NS1 has extended the capabilities of its DNS and network management platform with the release of NS1 Connect. The platform is designed to serve as a delivery platform that integrates developer and network operations teams’ tasks for the creation and management of applications across highly distributed cloud-native and on-premises environments.
While DevOps teams typically rely on dozens of tools for the deployment of software and the management of the network connections on which the software runs, NS1 was created to—among other things—reduce the number of different tools DevOps teams require by improving visibility, automation and management for these processes.
In this way, NS1 Connect provides a unified API framework to automate DNS, traffic optimization and network services management across heterogeneous networks, Sanjay Ramnath, vice president of products at NS1, told DevOps.com. NS1 Connect’s reach covers internal and external applications deployed via on-premises, cloud or hybrid infrastructure. This enables NetOps and DevOps teams to integrate NS1 solutions into their infrastructure and CI/CD pipelines with lower complexity and enables NetOps teams to accelerate management and minimize the risk of misconfiguration, Ramnath said. “Prior to this, teams had to deal with complex manual processes or disparate API frameworks that slowed down their ability to develop, deploy and deliver applications.”
In his talk, Your Business Depends on Eliminating Boundaries Between Applications, Users, Infrastructure, and Data during INS1GHTS 2021, NS1’s annual user conference, Ramnath described how a number of NS1 products and services are integrated into a single platform under the NS1 Connect umbrella. They include cloud-native network services for DNS, DHCP and IPAM (DDI), edge-to-cloud networking for NS1’s managed DNS, dedicated DNS, private DNS and DNS for China and application traffic automation for VPN traffic steering, pulsar active traffic steering and general traffic management. Other commonly used network services are provided as well, including IP address management that can be centralized across the network, said Ramnath.

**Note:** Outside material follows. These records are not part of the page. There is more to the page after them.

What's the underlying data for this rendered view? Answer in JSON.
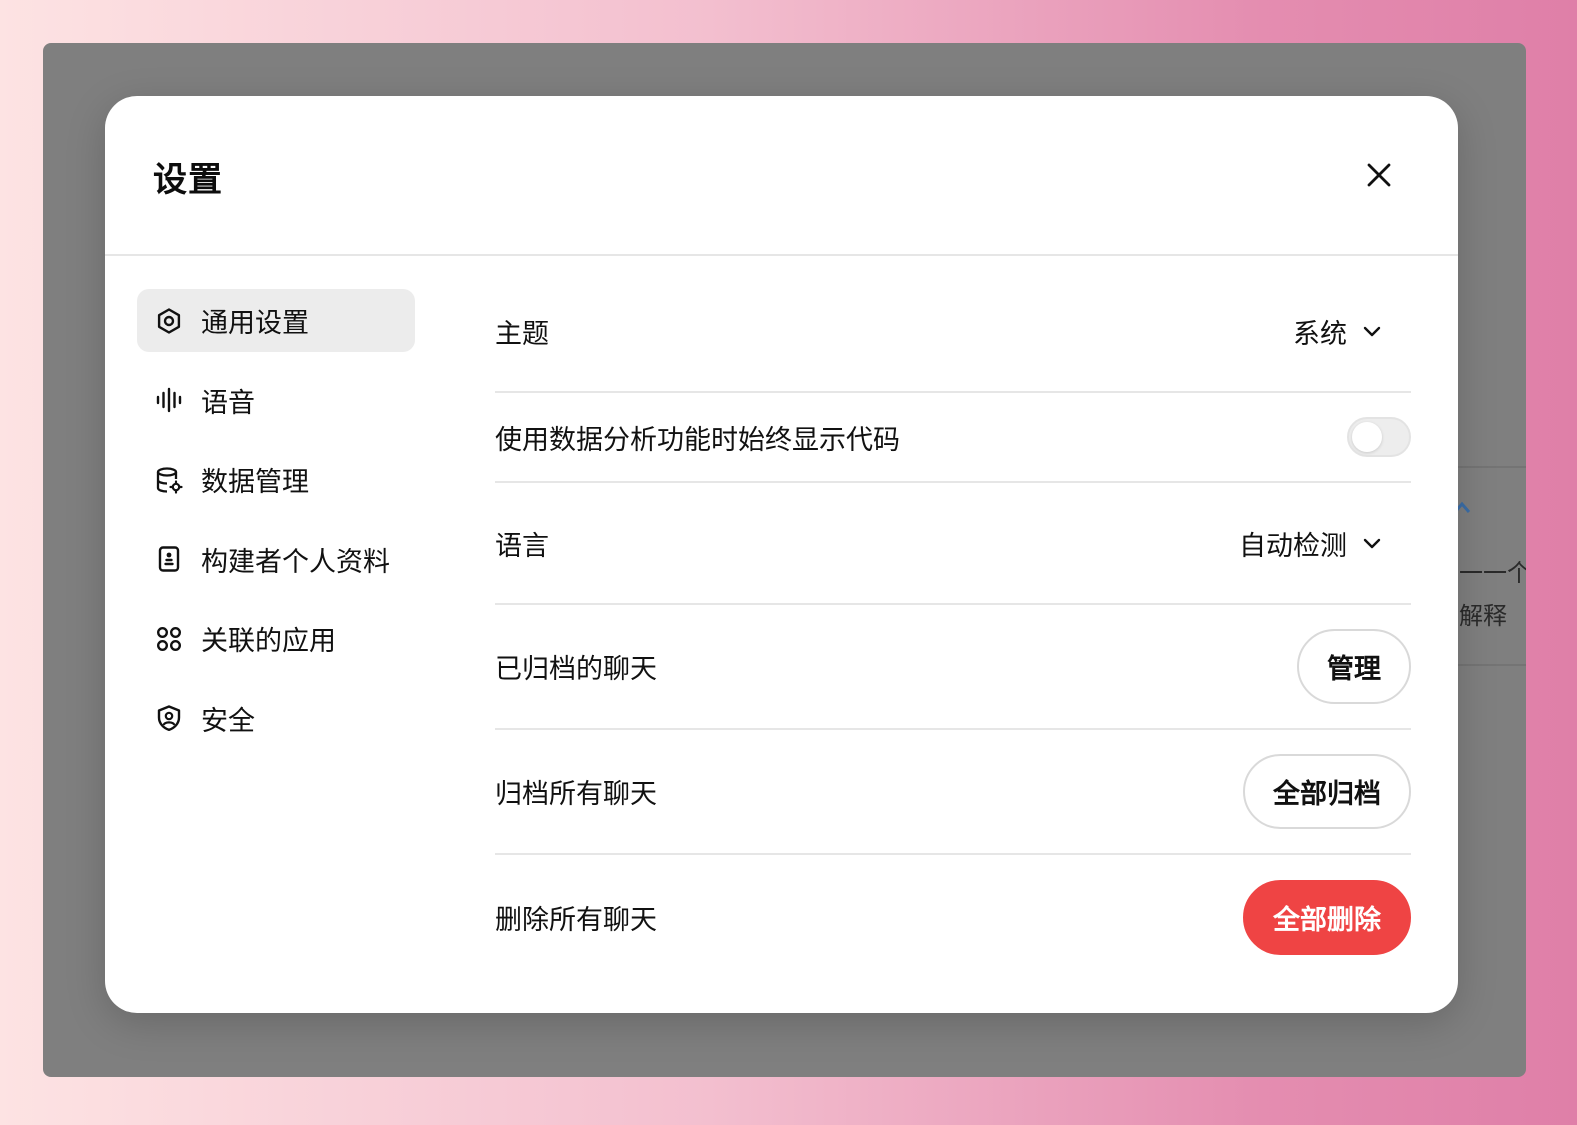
{
  "background_card": {
    "line1": "一一个",
    "line2": "解释"
  },
  "modal": {
    "title": "设置"
  },
  "sidebar": {
    "items": [
      {
        "label": "通用设置",
        "icon": "gear-icon",
        "active": true
      },
      {
        "label": "语音",
        "icon": "audio-wave-icon",
        "active": false
      },
      {
        "label": "数据管理",
        "icon": "database-gear-icon",
        "active": false
      },
      {
        "label": "构建者个人资料",
        "icon": "id-card-icon",
        "active": false
      },
      {
        "label": "关联的应用",
        "icon": "apps-grid-icon",
        "active": false
      },
      {
        "label": "安全",
        "icon": "shield-user-icon",
        "active": false
      }
    ]
  },
  "settings": {
    "theme": {
      "label": "主题",
      "value": "系统"
    },
    "code_toggle": {
      "label": "使用数据分析功能时始终显示代码",
      "enabled": false
    },
    "language": {
      "label": "语言",
      "value": "自动检测"
    },
    "archived": {
      "label": "已归档的聊天",
      "button": "管理"
    },
    "archive_all": {
      "label": "归档所有聊天",
      "button": "全部归档"
    },
    "delete_all": {
      "label": "删除所有聊天",
      "button": "全部删除"
    }
  },
  "colors": {
    "danger": "#ef4444",
    "active_bg": "#ececec",
    "divider": "#e6e6e6"
  }
}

The idea was to remove many of the roadblocks DevOps teams face when seeking to deploy on highly distributed infrastructures. “The goal here is to remove some of those boundaries and barriers that are talked about on the infrastructure side,” says Ramnath. “[This helps to make sure] that our control plane is centrally provided and centrally consumable as a cloud solution and that our products can be deployed wherever they are needed in a zero-touch way, in a lightweight fashion, making sure that we are aligned with cloud-native operations.”
The need to maintain low latency across distributed infrastructures is also key. As David Coffey explained during the conference in The Future of Application Traffic Intelligence and Automation session, low latency is essential for creating “that great experience for users.”
“Low latency is not an attribute of this feature, it is a top, tier-one priority for people to accomplish, but it’s an incredibly complicated aspect, given all of the frameworks that are out there—the tools, the DevOps capabilities and the components required to support and deploy these modern-day applications,” said Coffey. “That’s what enables application companies to deliver that low latency and treat it as an attribute in the system; not having to go out of their way to create this. We want to enable all developers to embed this into their system—and we can provide them with a degree of success for delivering that great experience to their customers and to their networks.”